There is no electricity, running water, or paved roads in Baxter Park.  The "Forever Wild" philosophy is maintained all along the trail.

Just slightly over a mile on the trail and off to the left is Katahdin Stream falls.  It is exciting to see large amounts of water cascading down the mountain side.  The Mount Katahdin was formed by granite intrusion weathered to the outside surface.  The plants and animals are typical of those found in northern New England.   Beside the igneous rock there are outcrops of sedimentary rocks.  The sedimentary rock weather to form beds of sand along the trail.

Small to medium-sized boulders cover the path along the trail as if cut from larger boulders and hand-placed.  The trees on both sides of the trail are much smaller and have changed in diversity from hardwoods to evergreen species.

The trail gets wider the higher in altitude you climb, and almost all of the larger trees are gone.  When we hiked, the air temperature rose from forty to fifty degrees in three miles.  My camera lens fogged from the air moisture of the rain the day before and the temperature change.  The lower elevations give rise to hardwood tree species of red maple, sugar maple, yellow birch, paper birch, American beech, white ash, black ash, big tooth aspen, and quaking aspen.

The closer to the top the larger the boulders and warmer the temperatures are.  The higher elevations give rise to balsam fir, tamarack, white spruce, black spruce, red pine, white pine, northern white-cedar, and eastern hemlock.

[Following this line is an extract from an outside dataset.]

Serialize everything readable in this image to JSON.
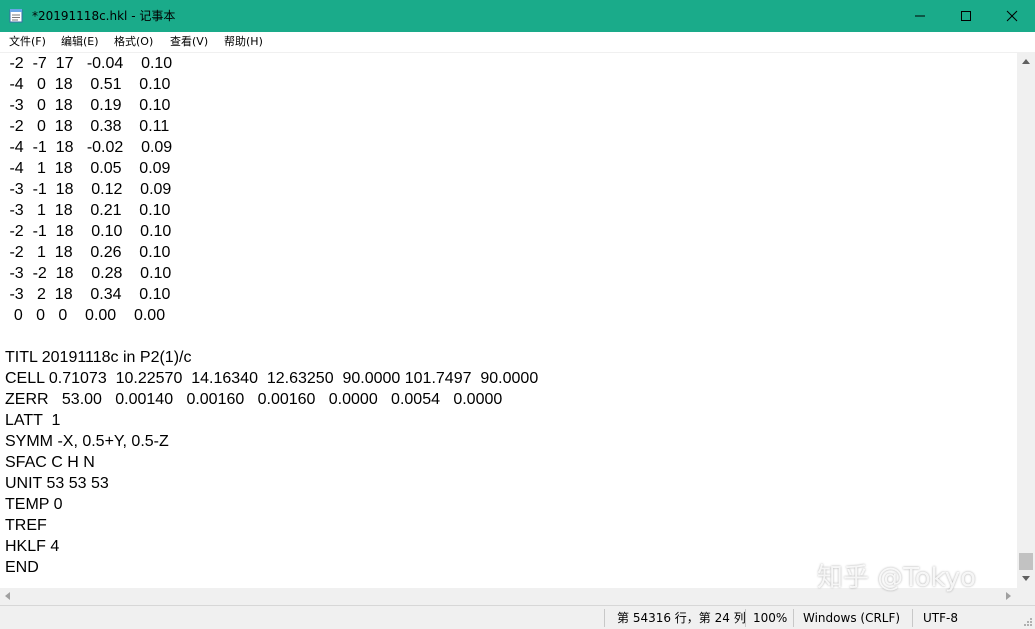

Thousands of years ago the Lauren Tide Ice sheet melted northward in New England, creating large boulder slides.  The next 1,000 years time period brought about the emergence of the existing growth forest.
Trekking poles were used to help lift me from one big boulder to the next.  I lost all cartilage in both knees about 20 years ago and cannot bend my knees more than half way.  I can still hike with the aid of trekking poles and a strong son-in-law.
Next months blog will cover part three of the hike from the tree-line to the top of Mount Katahdin.

Isaiah 55:12, - "For ye shall go out with joy, and be led forth with peace: the mountains and the hills shall break forth before you into singing, and all the trees of the field shall clap their hands."